╭─ Dataset records
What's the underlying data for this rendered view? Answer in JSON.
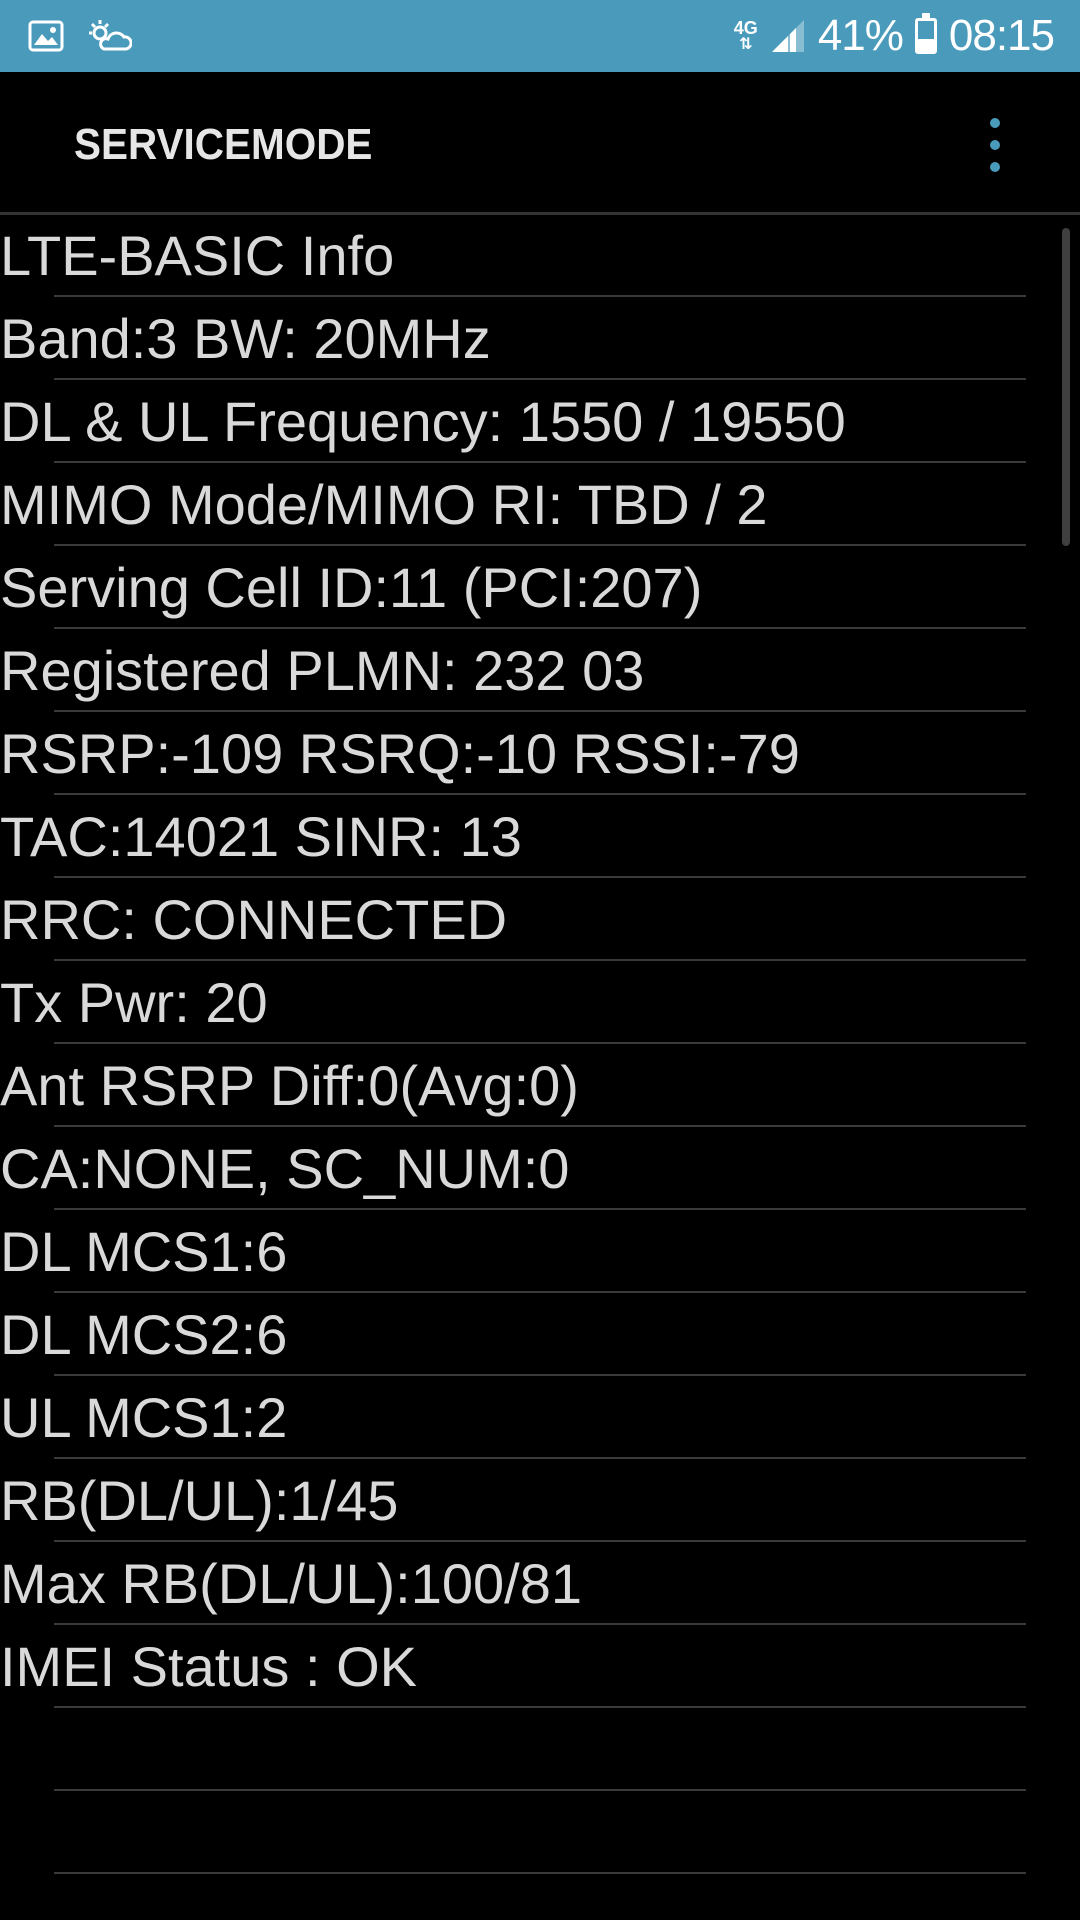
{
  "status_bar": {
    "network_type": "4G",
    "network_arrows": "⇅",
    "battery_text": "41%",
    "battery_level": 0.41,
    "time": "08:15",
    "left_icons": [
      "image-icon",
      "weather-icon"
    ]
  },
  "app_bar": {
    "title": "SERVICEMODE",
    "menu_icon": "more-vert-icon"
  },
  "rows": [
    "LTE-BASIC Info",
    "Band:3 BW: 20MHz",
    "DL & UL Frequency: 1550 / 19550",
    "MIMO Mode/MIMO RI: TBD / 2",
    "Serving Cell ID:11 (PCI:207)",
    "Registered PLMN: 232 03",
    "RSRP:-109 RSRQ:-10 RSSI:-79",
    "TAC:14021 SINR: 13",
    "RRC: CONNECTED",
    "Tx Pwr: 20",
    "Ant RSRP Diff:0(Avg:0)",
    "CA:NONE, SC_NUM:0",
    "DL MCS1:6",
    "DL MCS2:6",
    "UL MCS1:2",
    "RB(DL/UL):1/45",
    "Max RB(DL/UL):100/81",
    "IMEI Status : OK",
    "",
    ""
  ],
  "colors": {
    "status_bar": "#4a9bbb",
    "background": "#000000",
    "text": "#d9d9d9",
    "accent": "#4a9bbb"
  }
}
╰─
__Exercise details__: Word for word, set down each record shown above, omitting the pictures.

__Task solution__:
What's the underlying data for this rendered view? Answer in JSON.
{
  "status_bar": {
    "network_type": "4G",
    "network_arrows": "⇅",
    "battery_text": "41%",
    "battery_level": 0.41,
    "time": "08:15",
    "left_icons": [
      "image-icon",
      "weather-icon"
    ]
  },
  "app_bar": {
    "title": "SERVICEMODE",
    "menu_icon": "more-vert-icon"
  },
  "rows": [
    "LTE-BASIC Info",
    "Band:3 BW: 20MHz",
    "DL & UL Frequency: 1550 / 19550",
    "MIMO Mode/MIMO RI: TBD / 2",
    "Serving Cell ID:11 (PCI:207)",
    "Registered PLMN: 232 03",
    "RSRP:-109 RSRQ:-10 RSSI:-79",
    "TAC:14021 SINR: 13",
    "RRC: CONNECTED",
    "Tx Pwr: 20",
    "Ant RSRP Diff:0(Avg:0)",
    "CA:NONE, SC_NUM:0",
    "DL MCS1:6",
    "DL MCS2:6",
    "UL MCS1:2",
    "RB(DL/UL):1/45",
    "Max RB(DL/UL):100/81",
    "IMEI Status : OK",
    "",
    ""
  ],
  "colors": {
    "status_bar": "#4a9bbb",
    "background": "#000000",
    "text": "#d9d9d9",
    "accent": "#4a9bbb"
  }
}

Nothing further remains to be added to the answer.